Dataset extract:
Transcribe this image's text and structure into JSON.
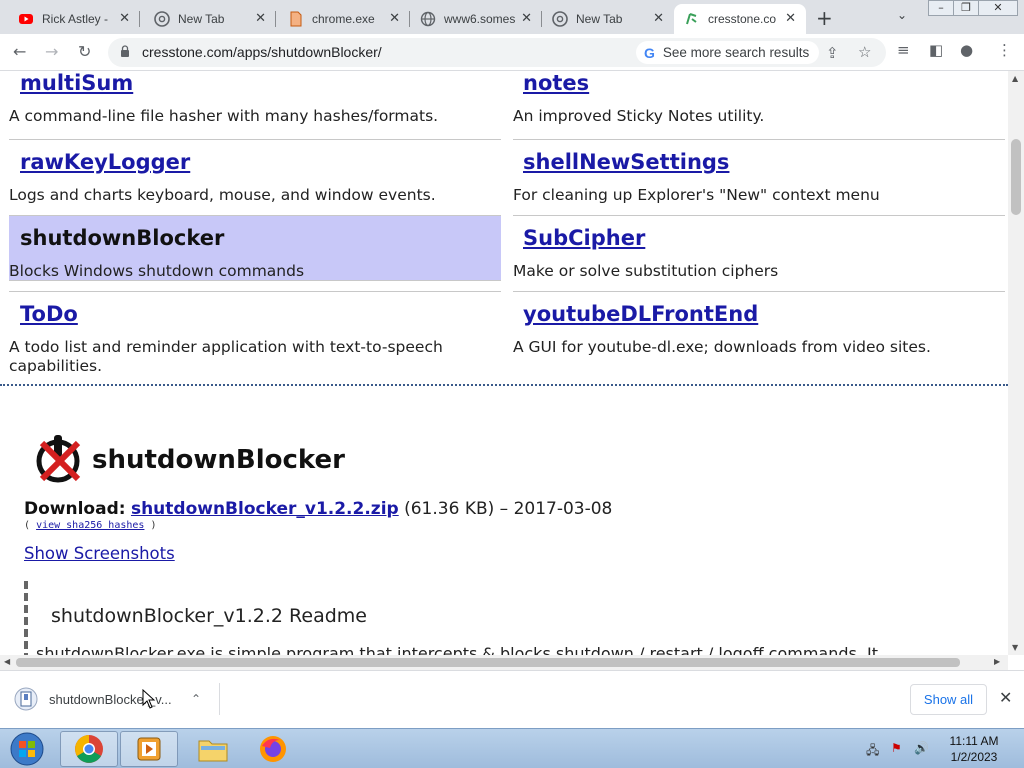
{
  "tabs": [
    {
      "title": "Rick Astley -",
      "icon": "youtube-icon"
    },
    {
      "title": "New Tab",
      "icon": "chrome-icon"
    },
    {
      "title": "chrome.exe",
      "icon": "document-icon"
    },
    {
      "title": "www6.somes",
      "icon": "globe-icon"
    },
    {
      "title": "New Tab",
      "icon": "chrome-icon"
    },
    {
      "title": "cresstone.co",
      "icon": "cresstone-icon",
      "active": true
    }
  ],
  "address_bar": {
    "url": "cresstone.com/apps/shutdownBlocker/",
    "search_chip": "See more search results"
  },
  "apps": [
    {
      "name": "multiSum",
      "desc": "A command-line file hasher with many hashes/formats."
    },
    {
      "name": "notes",
      "desc": "An improved Sticky Notes utility."
    },
    {
      "name": "rawKeyLogger",
      "desc": "Logs and charts keyboard, mouse, and window events."
    },
    {
      "name": "shellNewSettings",
      "desc": "For cleaning up Explorer's \"New\" context menu"
    },
    {
      "name": "shutdownBlocker",
      "desc": "Blocks Windows shutdown commands",
      "selected": true
    },
    {
      "name": "SubCipher",
      "desc": "Make or solve substitution ciphers"
    },
    {
      "name": "ToDo",
      "desc": "A todo list and reminder application with text-to-speech capabilities."
    },
    {
      "name": "youtubeDLFrontEnd",
      "desc": "A GUI for youtube-dl.exe; downloads from video sites."
    }
  ],
  "detail": {
    "title": "shutdownBlocker",
    "download_label": "Download:",
    "download_file": "shutdownBlocker_v1.2.2.zip",
    "download_meta": "(61.36 KB) – 2017-03-08",
    "hashes_open": "(",
    "hashes_link": "view sha256 hashes",
    "hashes_close": ")",
    "show_screenshots": "Show Screenshots",
    "readme_title": "shutdownBlocker_v1.2.2 Readme",
    "readme_text": "shutdownBlocker.exe is simple program that intercepts & blocks shutdown / restart / logoff commands. It"
  },
  "download_shelf": {
    "file_name": "shutdownBlocker_v...",
    "show_all": "Show all"
  },
  "taskbar": {
    "time": "11:11 AM",
    "date": "1/2/2023"
  }
}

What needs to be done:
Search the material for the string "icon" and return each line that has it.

Result below:
      "icon": "youtube-icon"
      "icon": "chrome-icon"
      "icon": "document-icon"
      "icon": "globe-icon"
      "icon": "chrome-icon"
      "icon": "cresstone-icon",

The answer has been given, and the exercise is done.